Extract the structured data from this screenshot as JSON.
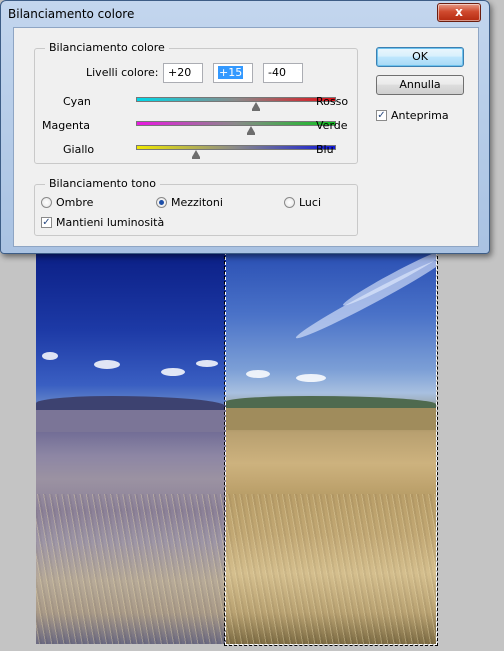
{
  "dialog": {
    "title": "Bilanciamento colore",
    "close_glyph": "x",
    "color_balance": {
      "legend": "Bilanciamento colore",
      "levels_label": "Livelli colore:",
      "levels": [
        "+20",
        "+15",
        "-40"
      ],
      "sliders": [
        {
          "left": "Cyan",
          "right": "Rosso",
          "value": 20,
          "colors": [
            "#00d8e8",
            "#e01018"
          ]
        },
        {
          "left": "Magenta",
          "right": "Verde",
          "value": 15,
          "colors": [
            "#e818e0",
            "#10c020"
          ]
        },
        {
          "left": "Giallo",
          "right": "Blu",
          "value": -40,
          "colors": [
            "#f0e800",
            "#1018d8"
          ]
        }
      ]
    },
    "tone_balance": {
      "legend": "Bilanciamento tono",
      "options": [
        "Ombre",
        "Mezzitoni",
        "Luci"
      ],
      "selected": "Mezzitoni",
      "preserve_luminosity": {
        "label": "Mantieni luminosità",
        "checked": true
      }
    },
    "buttons": {
      "ok": "OK",
      "cancel": "Annulla"
    },
    "preview": {
      "label": "Anteprima",
      "checked": true
    }
  }
}
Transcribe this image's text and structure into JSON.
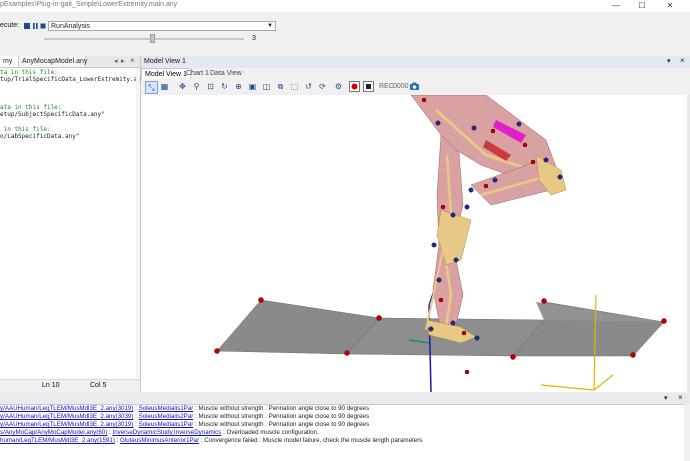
{
  "window": {
    "title": "pExamples\\Plug-in-gait_Simple\\LowerExtremity.main.any",
    "min": "—",
    "max": "☐",
    "close": "✕"
  },
  "runbar": {
    "execute_label": "ecute:",
    "operation_value": "RunAnalysis",
    "slider_value": "3"
  },
  "editor": {
    "tabs": [
      "my",
      "AnyMocapModel.any"
    ],
    "lines": [
      {
        "text": "ta in this file:",
        "kind": "comment"
      },
      {
        "text": "tup/TrialSpecificData_LowerExtremity.any\"",
        "kind": "code"
      },
      {
        "text": "",
        "kind": "code"
      },
      {
        "text": "ata in this file:",
        "kind": "comment"
      },
      {
        "text": "etup/SubjectSpecificData.any\"",
        "kind": "code"
      },
      {
        "text": "",
        "kind": "code"
      },
      {
        "text": " in this file:",
        "kind": "comment"
      },
      {
        "text": "o/LabSpecificData.any\"",
        "kind": "code"
      }
    ],
    "status_line": "Ln 10",
    "status_col": "Col 5"
  },
  "model_view": {
    "title": "Model View 1",
    "tabs": [
      "Model View 1",
      "Chart 1",
      "Data View"
    ],
    "rec_label": "REC",
    "rec_time": "0000"
  },
  "log": {
    "lines": [
      {
        "path": "y/AAUHuman/LegTLEM/MusMdl3E_2.any(3019)",
        "link": "SoleusMedialis1Par",
        "msg": " :  Muscle without strength  :  Pennation angle close to 90 degrees"
      },
      {
        "path": "y/AAUHuman/LegTLEM/MusMdl3E_2.any(3039)",
        "link": "SoleusMedialis2Par",
        "msg": " :  Muscle without strength  :  Pennation angle close to 90 degrees"
      },
      {
        "path": "y/AAUHuman/LegTLEM/MusMdl3E_2.any(3019)",
        "link": "SoleusMedialis1Par",
        "msg": " :  Muscle without strength  :  Pennation angle close to 90 degrees"
      },
      {
        "path": "s/AnyMoCap/AnyMoCapModel.any(60)",
        "link": "InverseDynamicStudy.InverseDynamics",
        "msg": " :  Overloaded muscle configuration."
      },
      {
        "path": "human/LegTLEM/MusMdl3E_2.any(1591)",
        "link": "GluteusMinimusAnterior1Par",
        "msg": " :  Convergence failed  :  Muscle model failure, check the muscle length parameters"
      }
    ]
  },
  "colors": {
    "accent": "#1d4a8a",
    "link": "#1010c8",
    "comment": "#1f8a1f",
    "floor": "#8a8a8a",
    "bone": "#e8c887",
    "muscle": "#d9a1a1"
  }
}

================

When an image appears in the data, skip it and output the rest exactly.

OUTPUT FOR THIS EXERCISE:
Extract the structured data from this screenshot as JSON.
{
  "dialog": {
    "title": "Bilanciamento colore",
    "close_glyph": "x",
    "color_balance": {
      "legend": "Bilanciamento colore",
      "levels_label": "Livelli colore:",
      "levels": [
        "+20",
        "+15",
        "-40"
      ],
      "sliders": [
        {
          "left": "Cyan",
          "right": "Rosso",
          "value": 20,
          "colors": [
            "#00d8e8",
            "#e01018"
          ]
        },
        {
          "left": "Magenta",
          "right": "Verde",
          "value": 15,
          "colors": [
            "#e818e0",
            "#10c020"
          ]
        },
        {
          "left": "Giallo",
          "right": "Blu",
          "value": -40,
          "colors": [
            "#f0e800",
            "#1018d8"
          ]
        }
      ]
    },
    "tone_balance": {
      "legend": "Bilanciamento tono",
      "options": [
        "Ombre",
        "Mezzitoni",
        "Luci"
      ],
      "selected": "Mezzitoni",
      "preserve_luminosity": {
        "label": "Mantieni luminosità",
        "checked": true
      }
    },
    "buttons": {
      "ok": "OK",
      "cancel": "Annulla"
    },
    "preview": {
      "label": "Anteprima",
      "checked": true
    }
  }
}
Transcribe this image's text and structure into JSON.
{
  "window": {
    "title": "pExamples\\Plug-in-gait_Simple\\LowerExtremity.main.any",
    "min": "—",
    "max": "☐",
    "close": "✕"
  },
  "runbar": {
    "execute_label": "ecute:",
    "operation_value": "RunAnalysis",
    "slider_value": "3"
  },
  "editor": {
    "tabs": [
      "my",
      "AnyMocapModel.any"
    ],
    "lines": [
      {
        "text": "ta in this file:",
        "kind": "comment"
      },
      {
        "text": "tup/TrialSpecificData_LowerExtremity.any\"",
        "kind": "code"
      },
      {
        "text": "",
        "kind": "code"
      },
      {
        "text": "ata in this file:",
        "kind": "comment"
      },
      {
        "text": "etup/SubjectSpecificData.any\"",
        "kind": "code"
      },
      {
        "text": "",
        "kind": "code"
      },
      {
        "text": " in this file:",
        "kind": "comment"
      },
      {
        "text": "o/LabSpecificData.any\"",
        "kind": "code"
      }
    ],
    "status_line": "Ln 10",
    "status_col": "Col 5"
  },
  "model_view": {
    "title": "Model View 1",
    "tabs": [
      "Model View 1",
      "Chart 1",
      "Data View"
    ],
    "rec_label": "REC",
    "rec_time": "0000"
  },
  "log": {
    "lines": [
      {
        "path": "y/AAUHuman/LegTLEM/MusMdl3E_2.any(3019)",
        "link": "SoleusMedialis1Par",
        "msg": " :  Muscle without strength  :  Pennation angle close to 90 degrees"
      },
      {
        "path": "y/AAUHuman/LegTLEM/MusMdl3E_2.any(3039)",
        "link": "SoleusMedialis2Par",
        "msg": " :  Muscle without strength  :  Pennation angle close to 90 degrees"
      },
      {
        "path": "y/AAUHuman/LegTLEM/MusMdl3E_2.any(3019)",
        "link": "SoleusMedialis1Par",
        "msg": " :  Muscle without strength  :  Pennation angle close to 90 degrees"
      },
      {
        "path": "s/AnyMoCap/AnyMoCapModel.any(60)",
        "link": "InverseDynamicStudy.InverseDynamics",
        "msg": " :  Overloaded muscle configuration."
      },
      {
        "path": "human/LegTLEM/MusMdl3E_2.any(1591)",
        "link": "GluteusMinimusAnterior1Par",
        "msg": " :  Convergence failed  :  Muscle model failure, check the muscle length parameters"
      }
    ]
  },
  "colors": {
    "accent": "#1d4a8a",
    "link": "#1010c8",
    "comment": "#1f8a1f",
    "floor": "#8a8a8a",
    "bone": "#e8c887",
    "muscle": "#d9a1a1"
  }
}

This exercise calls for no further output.